Public Health England (PHE) has been accused of acting “unlawfully” by withholding data on the spread of the Indian variant in schools.
The allegation comes following reports that PHE had been preparing to publish the data on 13 May, but faced pressure not to from the prime minister’s office.
Asserting that PHE is bound by the law to be independent and operate without political interference, Citizens and AWO warn in their letter that PHE will face formal legal proceedings in the High Court unless it publishes the data immediately.
In a statement shared with The Independent, Clara Maguire, executive director of the Citizens, said: ‘It defies belief that Public Health England is refusing to publish this vital public health data on the spread of the so-called Indian variant in schools despite scientists, teachers, parents and unions all saying that they need it to safeguard theirs and their children’s health.”
‘We believe that there is an immediate risk to life,” Ms Maguire said. “The public needs this data now and we believe that PHE is acting unlawfully in withholding it.”
“It is unbelievable that a matter of vital importance to our public health can be subject to political interference,” she said.
Cassie Roddy of AWO, said PHE is being asked to explain “why it has seemingly surrendered its independent judgement to the prime minister in deciding not to publish this information”.
“There’s a clear urgency in getting answers,” Ms Roddy said.
In a statement shared with The Independent, Jon Richards, head of education and local government for Unison, said the organisation is “in favour” of the legal action.
“If you want the trust of the public then you need to be open and transparent with the information you have,” Mr Richards said.
“Pupils, their parents and staff in schools deserve to know if they are being put at risk by any new Covid variant – so the government holding back this information raises suspicion that they have something to hide.”

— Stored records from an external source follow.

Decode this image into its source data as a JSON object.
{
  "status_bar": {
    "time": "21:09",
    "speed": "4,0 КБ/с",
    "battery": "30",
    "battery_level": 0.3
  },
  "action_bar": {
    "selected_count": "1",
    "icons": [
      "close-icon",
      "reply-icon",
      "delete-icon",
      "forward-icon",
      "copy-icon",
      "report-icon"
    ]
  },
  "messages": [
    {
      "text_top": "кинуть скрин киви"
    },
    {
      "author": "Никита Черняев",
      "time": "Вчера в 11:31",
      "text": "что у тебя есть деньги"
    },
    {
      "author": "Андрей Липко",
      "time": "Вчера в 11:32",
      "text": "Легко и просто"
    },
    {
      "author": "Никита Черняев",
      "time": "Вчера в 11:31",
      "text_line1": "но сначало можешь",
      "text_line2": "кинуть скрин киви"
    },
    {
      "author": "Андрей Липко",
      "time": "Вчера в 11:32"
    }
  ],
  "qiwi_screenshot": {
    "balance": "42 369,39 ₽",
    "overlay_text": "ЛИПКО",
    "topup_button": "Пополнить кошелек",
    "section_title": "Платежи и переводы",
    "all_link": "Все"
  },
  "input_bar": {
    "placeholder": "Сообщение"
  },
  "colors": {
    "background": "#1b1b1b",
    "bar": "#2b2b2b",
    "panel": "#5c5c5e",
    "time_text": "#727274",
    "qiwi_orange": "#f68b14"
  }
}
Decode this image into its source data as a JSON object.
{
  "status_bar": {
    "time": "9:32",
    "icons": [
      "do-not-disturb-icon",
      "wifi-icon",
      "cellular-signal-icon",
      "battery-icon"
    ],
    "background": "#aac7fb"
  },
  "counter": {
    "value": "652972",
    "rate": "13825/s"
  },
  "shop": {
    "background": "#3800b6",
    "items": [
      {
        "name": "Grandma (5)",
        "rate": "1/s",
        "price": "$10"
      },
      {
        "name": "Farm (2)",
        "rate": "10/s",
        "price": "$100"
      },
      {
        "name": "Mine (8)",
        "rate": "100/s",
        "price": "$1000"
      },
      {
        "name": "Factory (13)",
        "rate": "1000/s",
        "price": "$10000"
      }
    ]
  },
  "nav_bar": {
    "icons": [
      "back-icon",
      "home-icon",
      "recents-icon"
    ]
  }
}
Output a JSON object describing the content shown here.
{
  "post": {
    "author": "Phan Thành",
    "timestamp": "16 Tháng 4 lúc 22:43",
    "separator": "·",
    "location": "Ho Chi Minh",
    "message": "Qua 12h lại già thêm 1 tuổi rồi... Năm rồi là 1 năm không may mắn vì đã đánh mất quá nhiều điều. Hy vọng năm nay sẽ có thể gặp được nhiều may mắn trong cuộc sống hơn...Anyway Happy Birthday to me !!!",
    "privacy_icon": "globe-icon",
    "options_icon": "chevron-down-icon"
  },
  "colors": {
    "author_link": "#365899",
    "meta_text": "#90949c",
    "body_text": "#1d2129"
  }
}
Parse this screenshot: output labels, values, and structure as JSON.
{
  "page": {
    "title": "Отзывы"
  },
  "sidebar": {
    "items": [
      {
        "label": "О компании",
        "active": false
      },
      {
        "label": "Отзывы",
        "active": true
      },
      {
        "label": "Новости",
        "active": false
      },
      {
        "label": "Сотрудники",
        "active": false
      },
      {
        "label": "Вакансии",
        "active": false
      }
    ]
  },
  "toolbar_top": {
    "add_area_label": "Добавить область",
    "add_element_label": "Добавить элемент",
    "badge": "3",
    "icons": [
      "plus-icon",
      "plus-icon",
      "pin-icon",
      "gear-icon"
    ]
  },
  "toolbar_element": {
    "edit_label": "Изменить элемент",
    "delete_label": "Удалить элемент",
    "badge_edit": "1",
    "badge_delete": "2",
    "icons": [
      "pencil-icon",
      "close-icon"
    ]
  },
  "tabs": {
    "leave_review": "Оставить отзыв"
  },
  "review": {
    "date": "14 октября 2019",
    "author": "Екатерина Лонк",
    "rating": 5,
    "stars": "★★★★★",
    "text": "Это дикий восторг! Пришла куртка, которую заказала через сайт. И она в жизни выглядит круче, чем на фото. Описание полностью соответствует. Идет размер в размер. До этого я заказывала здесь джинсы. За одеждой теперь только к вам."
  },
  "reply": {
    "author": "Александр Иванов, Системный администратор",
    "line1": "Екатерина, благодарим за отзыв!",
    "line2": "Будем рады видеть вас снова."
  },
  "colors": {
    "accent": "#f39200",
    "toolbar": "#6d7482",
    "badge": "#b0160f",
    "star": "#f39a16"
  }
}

Dr Deepti Gurdasani, an epidemiologist Queen Mary University London, who is quoted in the pre-action letter, has also backed calls for the data on the spread of the Indian variant in schools to be released.
“We know from media reports there are many outbreaks of the so-called ‘India variant’ in schools but there’s no systematic data,” Dr Gurdasani said.
“In Bolton, it’s risen fastest in school-age children and it looks like schools are contributing to the rapid spread of the virus ... and yet at this crucial moment, the government has gone ahead and lifted mitigations. It’s incredibly worrying,” the doctor said.
In a statement sent to The Independent, a PHE spokesperson noted that a “breakdown of the number of cases of each variant is published weekly”.
“We are looking to extend this data to include information on clusters and outbreaks of variants by setting,” they said.
“Once we are happy the collection process and data is robust and quality assured, and presented in a clear format we will publish for schools alongside other key settings as soon as possible,” the spokesperson said.
The Independent has contacted No 10 for comment.